Google's lawyers have said that Gmail customers have "no legitimate expectation of privacy", in a staggering statement contained in a court briefing.
Referencing a landmark 1979 privacy case, Google argues that users should not expect privacy when they have voluntarily processed their communications through the company.
The statement was made in a motion to have a class action complaint against the firm dismissed. The complaint argues that Google violates federal and state wiretap laws when the company scans emails to determine what ads to show the user based on message content.
"Just as a sender of a letter to a business colleague cannot be surprised that the recipient's assistant opens the letter, people who use web-based email today cannot be surprised if their emails are processed by the recipient's [email provider] in the course of delivery," Google's brief says.
"Indeed, 'a person has no legitimate expectation of privacy in information he voluntarily turns over to third parties,'" it adds, quoting the 1979 Smith v. Maryland case.
In response to the statement, the American Consumer Watchdog group has urged people "who care about their email correspondents' privacy" to not use the service.
"Google has finally admitted they don't respect privacy," said John M. Simpson, Consumer Watchdog's Privacy Project director.
"Google's brief uses a wrong-headed analogy; sending an email is like giving a letter to the Post Office.
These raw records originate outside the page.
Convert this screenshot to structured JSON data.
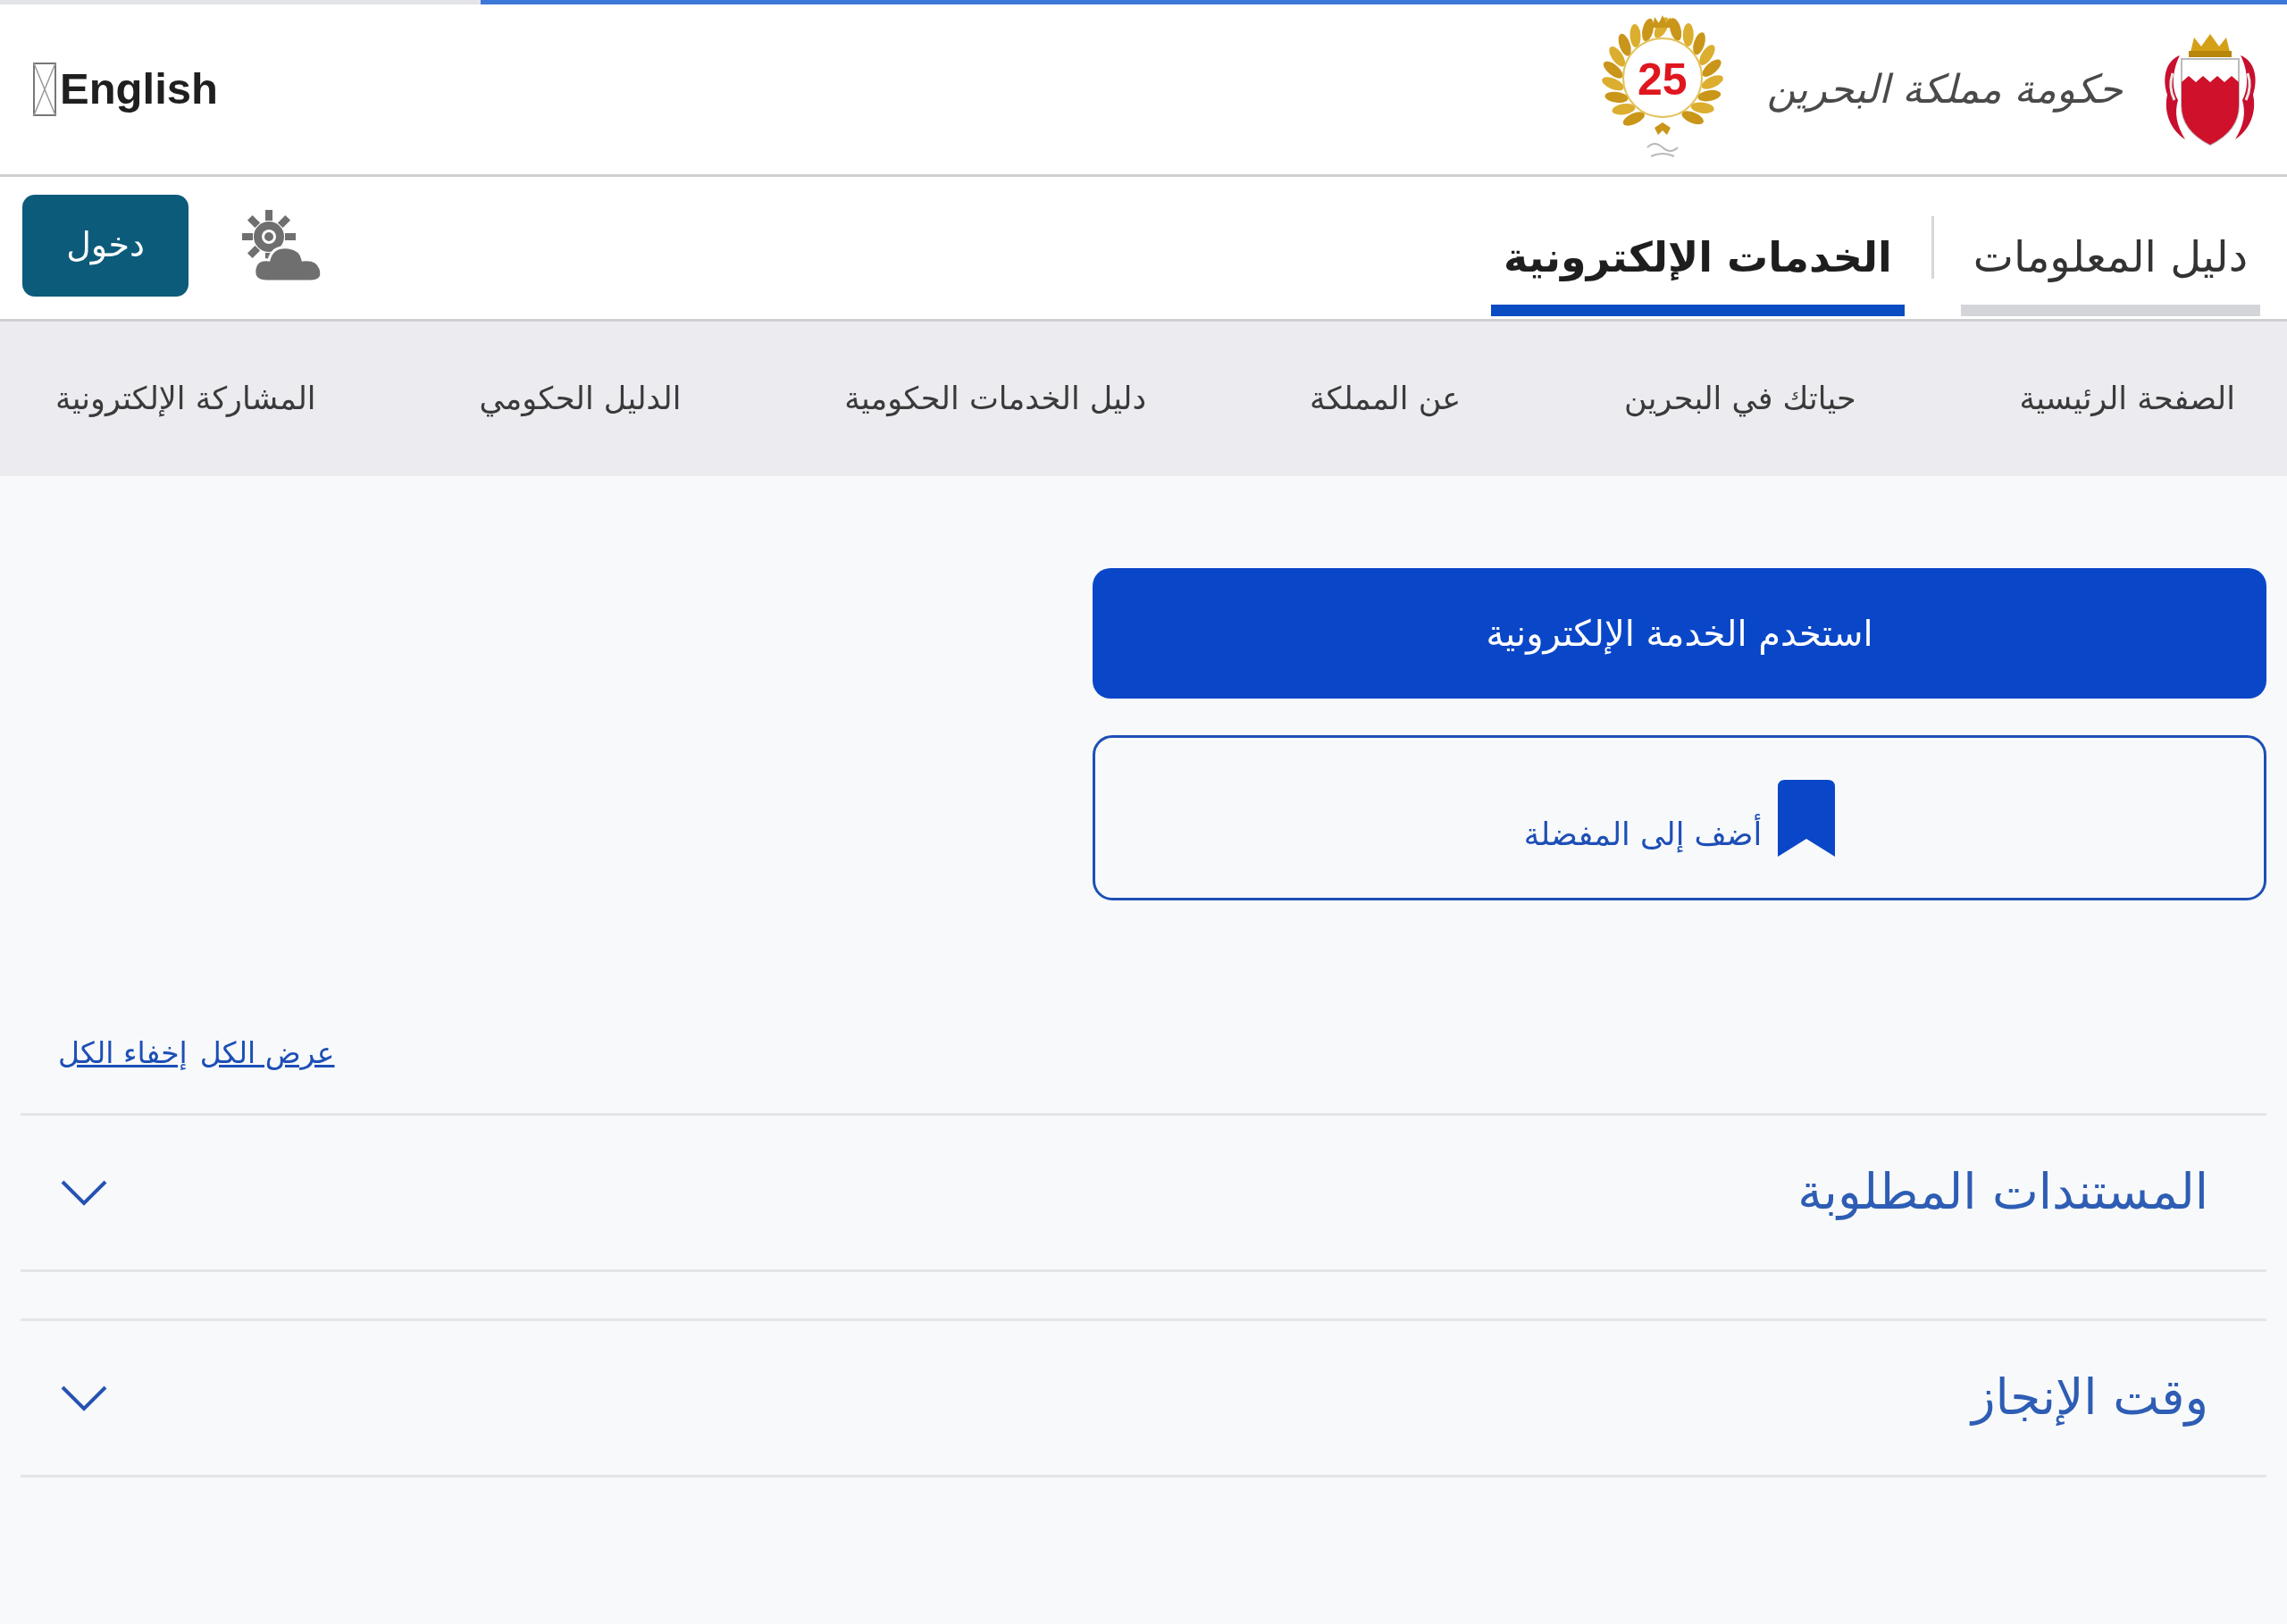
{
  "loading_bar": {
    "level": 0.79
  },
  "header": {
    "language_link": "English",
    "logo_text": "حكومة مملكة البحرين",
    "badge_number": "25"
  },
  "top_bar": {
    "tabs": [
      {
        "label": "دليل المعلومات",
        "selected": false
      },
      {
        "label": "الخدمات الإلكترونية",
        "selected": true
      }
    ],
    "login_button": "دخول"
  },
  "nav": {
    "items": [
      "الصفحة الرئيسية",
      "حياتك في البحرين",
      "عن المملكة",
      "دليل الخدمات الحكومية",
      "الدليل الحكومي",
      "المشاركة الإلكترونية"
    ]
  },
  "actions": {
    "primary_button": "استخدم الخدمة الإلكترونية",
    "favorite_button": "أضف إلى المفضلة"
  },
  "toggle_links": [
    "عرض الكل",
    "إخفاء الكل"
  ],
  "accordion": [
    {
      "title": "المستندات المطلوبة",
      "expanded": false
    },
    {
      "title": "وقت الإنجاز",
      "expanded": false
    }
  ]
}
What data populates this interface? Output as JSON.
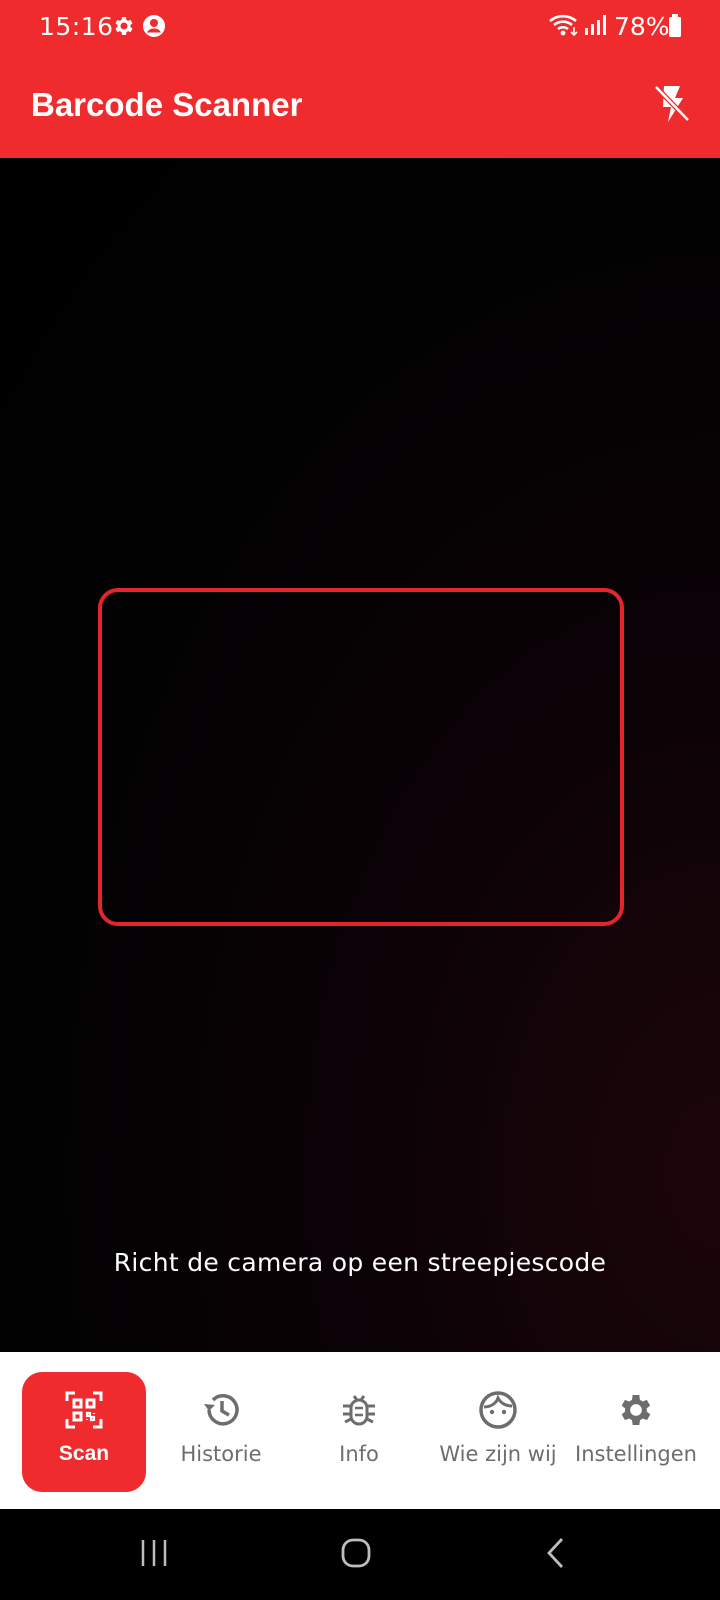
{
  "status_bar": {
    "time": "15:16",
    "battery_percent": "78%",
    "icons": [
      "gear-icon",
      "account-icon",
      "wifi-icon",
      "signal-icon",
      "battery-icon"
    ]
  },
  "app_bar": {
    "title": "Barcode Scanner",
    "flash_icon": "flash-off-icon",
    "background_color": "#ef2b2d"
  },
  "camera": {
    "hint": "Richt de camera op een streepjescode",
    "frame_color": "#e3262c"
  },
  "bottom_nav": {
    "items": [
      {
        "label": "Scan",
        "icon": "qr-scan-icon",
        "active": true
      },
      {
        "label": "Historie",
        "icon": "history-icon",
        "active": false
      },
      {
        "label": "Info",
        "icon": "bug-icon",
        "active": false
      },
      {
        "label": "Wie zijn wij",
        "icon": "face-icon",
        "active": false
      },
      {
        "label": "Instellingen",
        "icon": "gear-icon",
        "active": false
      }
    ],
    "active_color": "#ef2b2d",
    "inactive_color": "#6d6d6d"
  },
  "system_nav": {
    "buttons": [
      "recents-icon",
      "home-icon",
      "back-icon"
    ]
  }
}
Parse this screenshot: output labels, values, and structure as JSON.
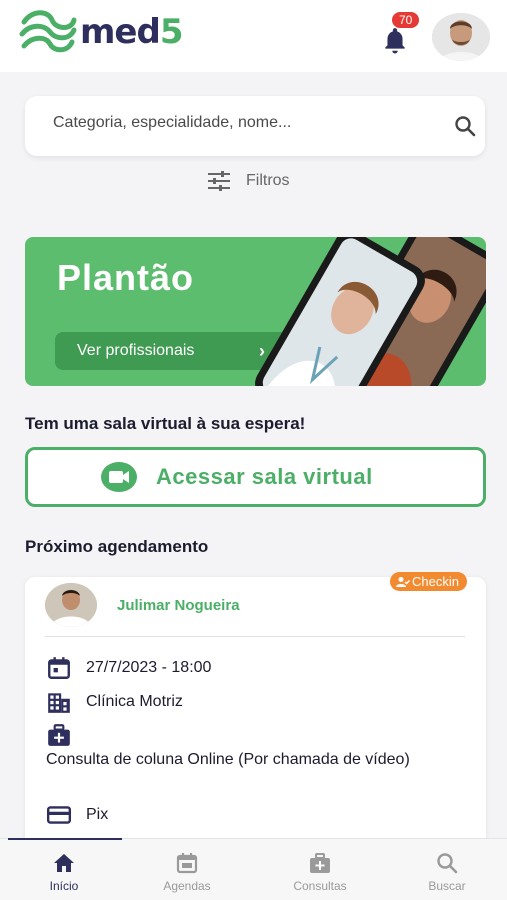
{
  "app": {
    "logo_text": "med",
    "logo_number": "5"
  },
  "header": {
    "notification_count": "70"
  },
  "search": {
    "placeholder": "Categoria, especialidade, nome..."
  },
  "filters": {
    "label": "Filtros"
  },
  "banner": {
    "title": "Plantão",
    "button_label": "Ver profissionais"
  },
  "virtual_room": {
    "heading": "Tem uma sala virtual à sua espera!",
    "button_label": "Acessar sala virtual"
  },
  "next_appointment": {
    "heading": "Próximo agendamento",
    "status_badge": "Checkin",
    "doctor_name": "Julimar Nogueira",
    "datetime": "27/7/2023 - 18:00",
    "clinic": "Clínica Motriz",
    "service": "Consulta de coluna Online (Por chamada de vídeo)",
    "payment": "Pix"
  },
  "bottom_nav": {
    "items": [
      {
        "label": "Início",
        "icon": "home-icon"
      },
      {
        "label": "Agendas",
        "icon": "calendar-icon"
      },
      {
        "label": "Consultas",
        "icon": "medical-bag-icon"
      },
      {
        "label": "Buscar",
        "icon": "search-icon"
      }
    ]
  },
  "colors": {
    "brand_green": "#4caf67",
    "brand_navy": "#2f2f5e",
    "badge_red": "#e53935",
    "checkin_orange": "#f28b30"
  }
}
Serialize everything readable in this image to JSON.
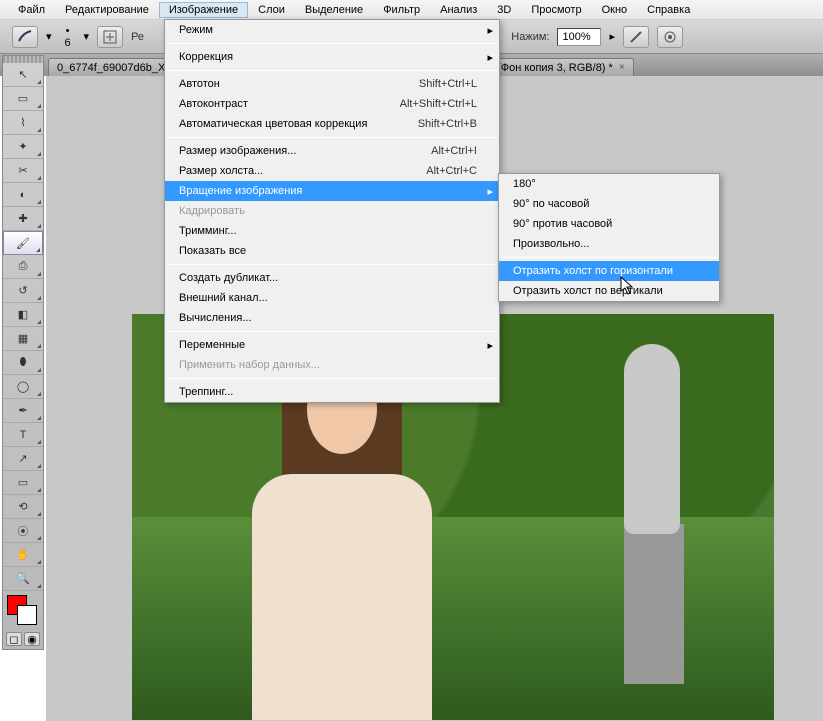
{
  "menubar": {
    "items": [
      "Файл",
      "Редактирование",
      "Изображение",
      "Слои",
      "Выделение",
      "Фильтр",
      "Анализ",
      "3D",
      "Просмотр",
      "Окно",
      "Справка"
    ],
    "active_index": 2
  },
  "optionsbar": {
    "brush_size": "6",
    "mode_prefix": "Ре",
    "opacity_label": "Нажим:",
    "opacity_value": "100%"
  },
  "tabs": [
    {
      "label": "0_6774f_69007d6b_X"
    },
    {
      "label": "(Фон копия 3, RGB/8) *"
    }
  ],
  "tools": [
    {
      "name": "move-tool",
      "glyph": "↖"
    },
    {
      "name": "marquee-tool",
      "glyph": "▭"
    },
    {
      "name": "lasso-tool",
      "glyph": "⌇"
    },
    {
      "name": "wand-tool",
      "glyph": "✦"
    },
    {
      "name": "crop-tool",
      "glyph": "✂"
    },
    {
      "name": "eyedropper-tool",
      "glyph": "◐"
    },
    {
      "name": "healing-tool",
      "glyph": "✚"
    },
    {
      "name": "brush-tool",
      "glyph": "🖌",
      "active": true
    },
    {
      "name": "stamp-tool",
      "glyph": "⎙"
    },
    {
      "name": "history-brush-tool",
      "glyph": "↺"
    },
    {
      "name": "eraser-tool",
      "glyph": "◧"
    },
    {
      "name": "gradient-tool",
      "glyph": "▦"
    },
    {
      "name": "blur-tool",
      "glyph": "⬮"
    },
    {
      "name": "dodge-tool",
      "glyph": "◯"
    },
    {
      "name": "pen-tool",
      "glyph": "✒"
    },
    {
      "name": "type-tool",
      "glyph": "T"
    },
    {
      "name": "path-tool",
      "glyph": "↗"
    },
    {
      "name": "shape-tool",
      "glyph": "▭"
    },
    {
      "name": "3d-tool",
      "glyph": "⟲"
    },
    {
      "name": "3d-camera-tool",
      "glyph": "⦿"
    },
    {
      "name": "hand-tool",
      "glyph": "✋"
    },
    {
      "name": "zoom-tool",
      "glyph": "🔍"
    }
  ],
  "colors": {
    "fg": "#ff0000",
    "bg": "#ffffff"
  },
  "dropdown": {
    "groups": [
      [
        {
          "label": "Режим",
          "arrow": true
        }
      ],
      [
        {
          "label": "Коррекция",
          "arrow": true
        }
      ],
      [
        {
          "label": "Автотон",
          "shortcut": "Shift+Ctrl+L"
        },
        {
          "label": "Автоконтраст",
          "shortcut": "Alt+Shift+Ctrl+L"
        },
        {
          "label": "Автоматическая цветовая коррекция",
          "shortcut": "Shift+Ctrl+B"
        }
      ],
      [
        {
          "label": "Размер изображения...",
          "shortcut": "Alt+Ctrl+I"
        },
        {
          "label": "Размер холста...",
          "shortcut": "Alt+Ctrl+C"
        },
        {
          "label": "Вращение изображения",
          "arrow": true,
          "highlight": true
        },
        {
          "label": "Кадрировать",
          "disabled": true
        },
        {
          "label": "Тримминг..."
        },
        {
          "label": "Показать все"
        }
      ],
      [
        {
          "label": "Создать дубликат..."
        },
        {
          "label": "Внешний канал..."
        },
        {
          "label": "Вычисления..."
        }
      ],
      [
        {
          "label": "Переменные",
          "arrow": true
        },
        {
          "label": "Применить набор данных...",
          "disabled": true
        }
      ],
      [
        {
          "label": "Треппинг..."
        }
      ]
    ]
  },
  "submenu": {
    "groups": [
      [
        {
          "label": "180°"
        },
        {
          "label": "90° по часовой"
        },
        {
          "label": "90° против часовой"
        },
        {
          "label": "Произвольно..."
        }
      ],
      [
        {
          "label": "Отразить холст по горизонтали",
          "highlight": true
        },
        {
          "label": "Отразить холст по вертикали"
        }
      ]
    ]
  }
}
I expect the Post Office to deliver the letter based on the address written on the envelope. I don't expect the mail carrier to open my letter and read it.
"Similarly when I send an email, I expect it to be delivered to the intended recipient with a Gmail account based on the email address; why would I expect its content will be intercepted by Google and read?"
It is not clear if the case is linked to Microsoft's anti Gmail 'Scroogled' campaign.